The first-ever three-day Youth TechCamp in Pakistan for training in civic journalism and social activism recently concluded on September 29, Saturday. It was financed by the U.S. Department of State to promote digital literacy in Pakistan. There were 40 young Pakistanis who were trained under this three-day session by technology experts. It is important to hold such training sessions for digital literacy as internet is a powerful tool that can reach places.
These 40 young Pakistanis are alumni from the Kennedy-Lugar Youth Exchange and Study Program. Under this program, Pakistani high school students can spend one academic year in the U.S. for studying. The Youth TechCamp was visited by the U.S. Ambassador Richard Hoagland, who is Charge d’affaires for the U.S. Embassy in Pakistan. The students shared their expectation from such a program and what they have been able to gain from it. After Washington, D.C., and Bangladesh, it was third time held in Islamabad.
It is part of a wider program which helps promote such civil society initiatives which brings technical capacity in people. Pakistan has a long way to go. The things learnt from such an experience could be shared on by starting more of such digital literacy initiatives across Pakistan by educational institutes.
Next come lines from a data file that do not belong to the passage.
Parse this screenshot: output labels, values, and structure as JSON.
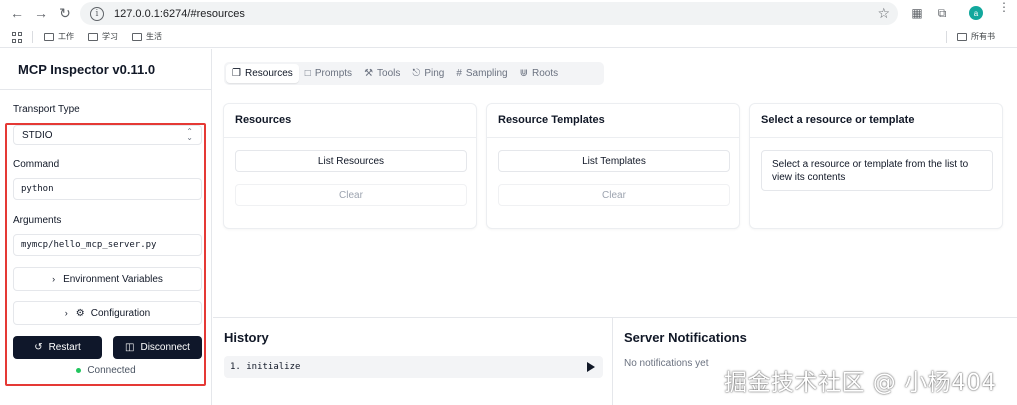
{
  "browser": {
    "url": "127.0.0.1:6274/#resources",
    "bookmarks": [
      "工作",
      "学习",
      "生活"
    ],
    "bookmarks_right": "所有书",
    "profile_initial": "a",
    "icons": {
      "back": "arrow-left-icon",
      "forward": "arrow-right-icon",
      "reload": "reload-icon",
      "info": "info-icon",
      "star": "star-icon",
      "qr": "qr-icon",
      "extensions": "puzzle-icon"
    }
  },
  "sidebar": {
    "title": "MCP Inspector v0.11.0",
    "transport_label": "Transport Type",
    "transport_value": "STDIO",
    "command_label": "Command",
    "command_value": "python",
    "arguments_label": "Arguments",
    "arguments_value": "mymcp/hello_mcp_server.py",
    "env_button": "Environment Variables",
    "config_button": "Configuration",
    "restart_button": "Restart",
    "disconnect_button": "Disconnect",
    "status": "Connected",
    "status_color": "#22c55e",
    "highlight_color": "#e53935"
  },
  "tabs": [
    {
      "label": "Resources",
      "icon": "resources-icon",
      "active": true
    },
    {
      "label": "Prompts",
      "icon": "prompts-icon",
      "active": false
    },
    {
      "label": "Tools",
      "icon": "tools-icon",
      "active": false
    },
    {
      "label": "Ping",
      "icon": "bell-icon",
      "active": false
    },
    {
      "label": "Sampling",
      "icon": "hash-icon",
      "active": false
    },
    {
      "label": "Roots",
      "icon": "roots-icon",
      "active": false
    }
  ],
  "resources_card": {
    "title": "Resources",
    "list_button": "List Resources",
    "clear_button": "Clear"
  },
  "templates_card": {
    "title": "Resource Templates",
    "list_button": "List Templates",
    "clear_button": "Clear"
  },
  "detail_card": {
    "title": "Select a resource or template",
    "hint": "Select a resource or template from the list to view its contents"
  },
  "history": {
    "title": "History",
    "items": [
      "1. initialize"
    ]
  },
  "notifications": {
    "title": "Server Notifications",
    "empty_text": "No notifications yet"
  },
  "watermark": "掘金技术社区 @ 小杨404",
  "accent_dark": "#0f172a"
}
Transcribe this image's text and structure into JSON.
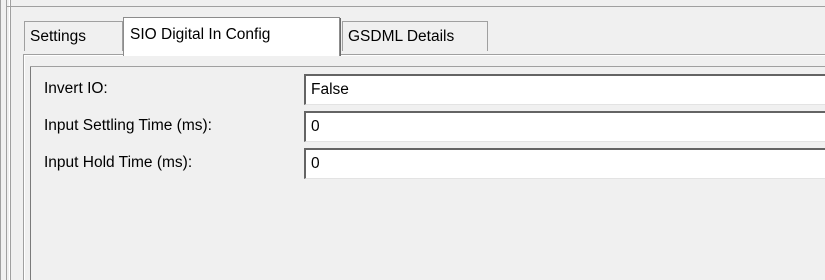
{
  "tabs": [
    {
      "label": "Settings",
      "active": false
    },
    {
      "label": "SIO Digital In Config",
      "active": true
    },
    {
      "label": "GSDML Details",
      "active": false
    }
  ],
  "fields": [
    {
      "label": "Invert IO:",
      "value": "False"
    },
    {
      "label": "Input Settling Time (ms):",
      "value": "0"
    },
    {
      "label": "Input Hold Time (ms):",
      "value": "0"
    }
  ]
}
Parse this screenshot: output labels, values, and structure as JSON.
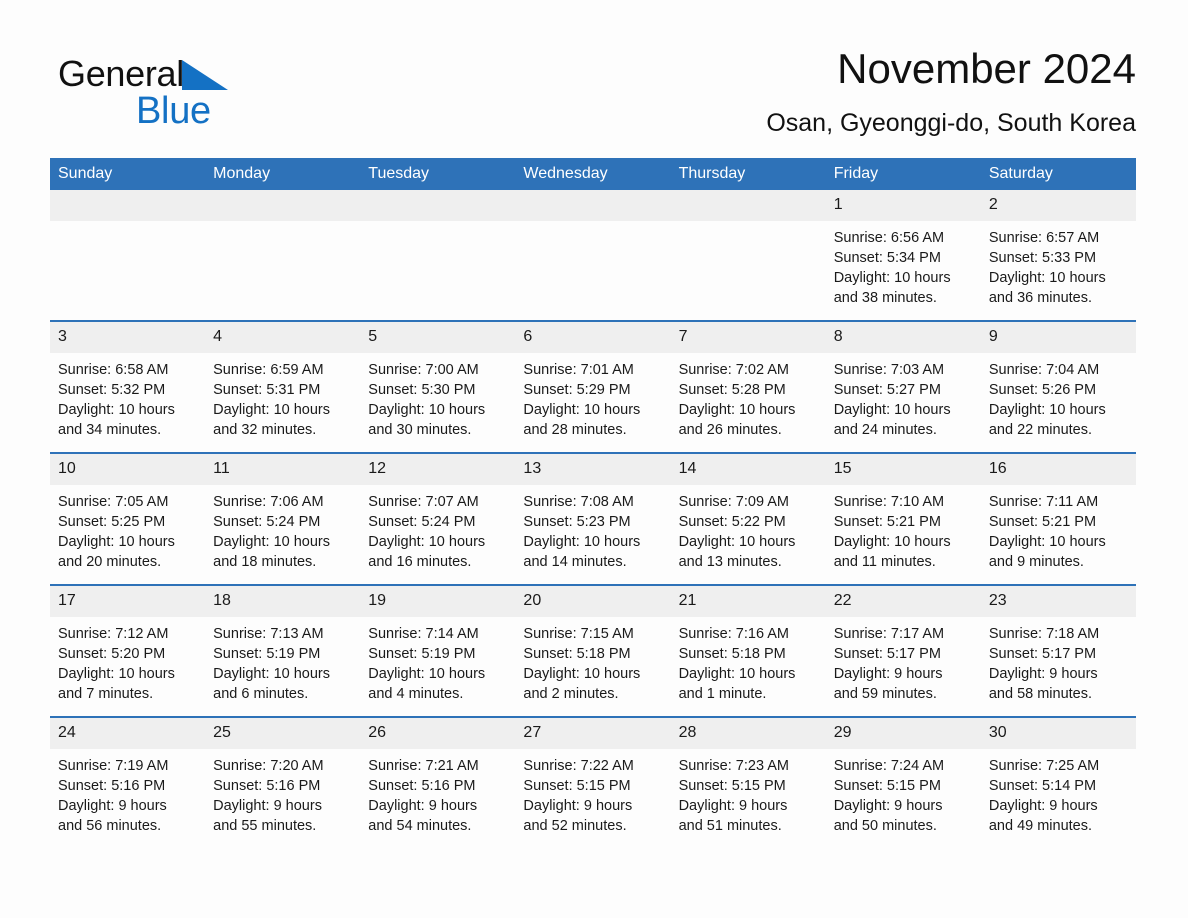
{
  "logo": {
    "word_dark": "General",
    "word_light": "Blue",
    "mark": "triangle-icon",
    "accent_color": "#1471c4"
  },
  "header": {
    "title": "November 2024",
    "subtitle": "Osan, Gyeonggi-do, South Korea"
  },
  "theme": {
    "header_blue": "#2e72b8",
    "day_band_gray": "#efefef",
    "page_background": "#fdfdfd",
    "text": "#1a1a1a"
  },
  "calendar": {
    "weekday_headers": [
      "Sunday",
      "Monday",
      "Tuesday",
      "Wednesday",
      "Thursday",
      "Friday",
      "Saturday"
    ],
    "weeks": [
      [
        {
          "day": "",
          "blank": true,
          "lines": [
            "",
            "",
            "",
            ""
          ]
        },
        {
          "day": "",
          "blank": true,
          "lines": [
            "",
            "",
            "",
            ""
          ]
        },
        {
          "day": "",
          "blank": true,
          "lines": [
            "",
            "",
            "",
            ""
          ]
        },
        {
          "day": "",
          "blank": true,
          "lines": [
            "",
            "",
            "",
            ""
          ]
        },
        {
          "day": "",
          "blank": true,
          "lines": [
            "",
            "",
            "",
            ""
          ]
        },
        {
          "day": "1",
          "blank": false,
          "lines": [
            "Sunrise: 6:56 AM",
            "Sunset: 5:34 PM",
            "Daylight: 10 hours",
            "and 38 minutes."
          ]
        },
        {
          "day": "2",
          "blank": false,
          "lines": [
            "Sunrise: 6:57 AM",
            "Sunset: 5:33 PM",
            "Daylight: 10 hours",
            "and 36 minutes."
          ]
        }
      ],
      [
        {
          "day": "3",
          "blank": false,
          "lines": [
            "Sunrise: 6:58 AM",
            "Sunset: 5:32 PM",
            "Daylight: 10 hours",
            "and 34 minutes."
          ]
        },
        {
          "day": "4",
          "blank": false,
          "lines": [
            "Sunrise: 6:59 AM",
            "Sunset: 5:31 PM",
            "Daylight: 10 hours",
            "and 32 minutes."
          ]
        },
        {
          "day": "5",
          "blank": false,
          "lines": [
            "Sunrise: 7:00 AM",
            "Sunset: 5:30 PM",
            "Daylight: 10 hours",
            "and 30 minutes."
          ]
        },
        {
          "day": "6",
          "blank": false,
          "lines": [
            "Sunrise: 7:01 AM",
            "Sunset: 5:29 PM",
            "Daylight: 10 hours",
            "and 28 minutes."
          ]
        },
        {
          "day": "7",
          "blank": false,
          "lines": [
            "Sunrise: 7:02 AM",
            "Sunset: 5:28 PM",
            "Daylight: 10 hours",
            "and 26 minutes."
          ]
        },
        {
          "day": "8",
          "blank": false,
          "lines": [
            "Sunrise: 7:03 AM",
            "Sunset: 5:27 PM",
            "Daylight: 10 hours",
            "and 24 minutes."
          ]
        },
        {
          "day": "9",
          "blank": false,
          "lines": [
            "Sunrise: 7:04 AM",
            "Sunset: 5:26 PM",
            "Daylight: 10 hours",
            "and 22 minutes."
          ]
        }
      ],
      [
        {
          "day": "10",
          "blank": false,
          "lines": [
            "Sunrise: 7:05 AM",
            "Sunset: 5:25 PM",
            "Daylight: 10 hours",
            "and 20 minutes."
          ]
        },
        {
          "day": "11",
          "blank": false,
          "lines": [
            "Sunrise: 7:06 AM",
            "Sunset: 5:24 PM",
            "Daylight: 10 hours",
            "and 18 minutes."
          ]
        },
        {
          "day": "12",
          "blank": false,
          "lines": [
            "Sunrise: 7:07 AM",
            "Sunset: 5:24 PM",
            "Daylight: 10 hours",
            "and 16 minutes."
          ]
        },
        {
          "day": "13",
          "blank": false,
          "lines": [
            "Sunrise: 7:08 AM",
            "Sunset: 5:23 PM",
            "Daylight: 10 hours",
            "and 14 minutes."
          ]
        },
        {
          "day": "14",
          "blank": false,
          "lines": [
            "Sunrise: 7:09 AM",
            "Sunset: 5:22 PM",
            "Daylight: 10 hours",
            "and 13 minutes."
          ]
        },
        {
          "day": "15",
          "blank": false,
          "lines": [
            "Sunrise: 7:10 AM",
            "Sunset: 5:21 PM",
            "Daylight: 10 hours",
            "and 11 minutes."
          ]
        },
        {
          "day": "16",
          "blank": false,
          "lines": [
            "Sunrise: 7:11 AM",
            "Sunset: 5:21 PM",
            "Daylight: 10 hours",
            "and 9 minutes."
          ]
        }
      ],
      [
        {
          "day": "17",
          "blank": false,
          "lines": [
            "Sunrise: 7:12 AM",
            "Sunset: 5:20 PM",
            "Daylight: 10 hours",
            "and 7 minutes."
          ]
        },
        {
          "day": "18",
          "blank": false,
          "lines": [
            "Sunrise: 7:13 AM",
            "Sunset: 5:19 PM",
            "Daylight: 10 hours",
            "and 6 minutes."
          ]
        },
        {
          "day": "19",
          "blank": false,
          "lines": [
            "Sunrise: 7:14 AM",
            "Sunset: 5:19 PM",
            "Daylight: 10 hours",
            "and 4 minutes."
          ]
        },
        {
          "day": "20",
          "blank": false,
          "lines": [
            "Sunrise: 7:15 AM",
            "Sunset: 5:18 PM",
            "Daylight: 10 hours",
            "and 2 minutes."
          ]
        },
        {
          "day": "21",
          "blank": false,
          "lines": [
            "Sunrise: 7:16 AM",
            "Sunset: 5:18 PM",
            "Daylight: 10 hours",
            "and 1 minute."
          ]
        },
        {
          "day": "22",
          "blank": false,
          "lines": [
            "Sunrise: 7:17 AM",
            "Sunset: 5:17 PM",
            "Daylight: 9 hours",
            "and 59 minutes."
          ]
        },
        {
          "day": "23",
          "blank": false,
          "lines": [
            "Sunrise: 7:18 AM",
            "Sunset: 5:17 PM",
            "Daylight: 9 hours",
            "and 58 minutes."
          ]
        }
      ],
      [
        {
          "day": "24",
          "blank": false,
          "lines": [
            "Sunrise: 7:19 AM",
            "Sunset: 5:16 PM",
            "Daylight: 9 hours",
            "and 56 minutes."
          ]
        },
        {
          "day": "25",
          "blank": false,
          "lines": [
            "Sunrise: 7:20 AM",
            "Sunset: 5:16 PM",
            "Daylight: 9 hours",
            "and 55 minutes."
          ]
        },
        {
          "day": "26",
          "blank": false,
          "lines": [
            "Sunrise: 7:21 AM",
            "Sunset: 5:16 PM",
            "Daylight: 9 hours",
            "and 54 minutes."
          ]
        },
        {
          "day": "27",
          "blank": false,
          "lines": [
            "Sunrise: 7:22 AM",
            "Sunset: 5:15 PM",
            "Daylight: 9 hours",
            "and 52 minutes."
          ]
        },
        {
          "day": "28",
          "blank": false,
          "lines": [
            "Sunrise: 7:23 AM",
            "Sunset: 5:15 PM",
            "Daylight: 9 hours",
            "and 51 minutes."
          ]
        },
        {
          "day": "29",
          "blank": false,
          "lines": [
            "Sunrise: 7:24 AM",
            "Sunset: 5:15 PM",
            "Daylight: 9 hours",
            "and 50 minutes."
          ]
        },
        {
          "day": "30",
          "blank": false,
          "lines": [
            "Sunrise: 7:25 AM",
            "Sunset: 5:14 PM",
            "Daylight: 9 hours",
            "and 49 minutes."
          ]
        }
      ]
    ]
  }
}
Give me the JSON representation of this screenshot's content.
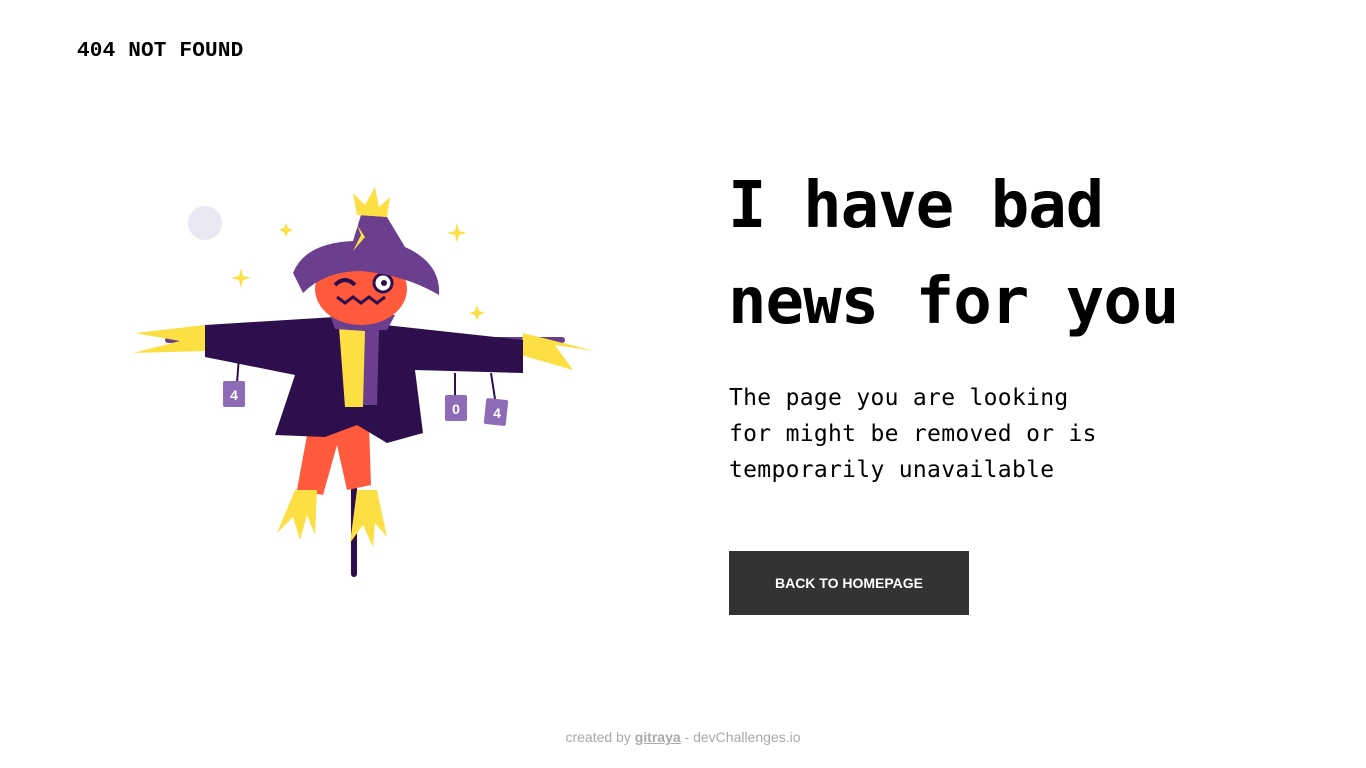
{
  "header": {
    "brand": "404 NOT FOUND"
  },
  "main": {
    "headline_line1": "I have bad",
    "headline_line2": "news for you",
    "description_line1": "The page you are looking",
    "description_line2": "for might be removed or is",
    "description_line3": "temporarily unavailable",
    "button_label": "BACK TO HOMEPAGE"
  },
  "illustration": {
    "icon": "scarecrow-illustration",
    "can_labels": [
      "4",
      "0",
      "4"
    ]
  },
  "footer": {
    "prefix": "created by ",
    "author": "gitraya",
    "suffix": " - devChallenges.io"
  },
  "colors": {
    "button_bg": "#333333",
    "hat": "#6B3F8E",
    "coat": "#2E0F4D",
    "head": "#FF5A3C",
    "straw": "#FCE043"
  }
}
Through such capacity building in youth of the country, they can be made to be better equipped in the digital world of the future. The rest of the countries are moving with a fast pace and Pakistan needs to keep up. Even introducing internet connection in high schools and teaching students to learn to use internet for research purposes and also subscribing to international research journals for universities all across Pakistan will help the country step into the digital age.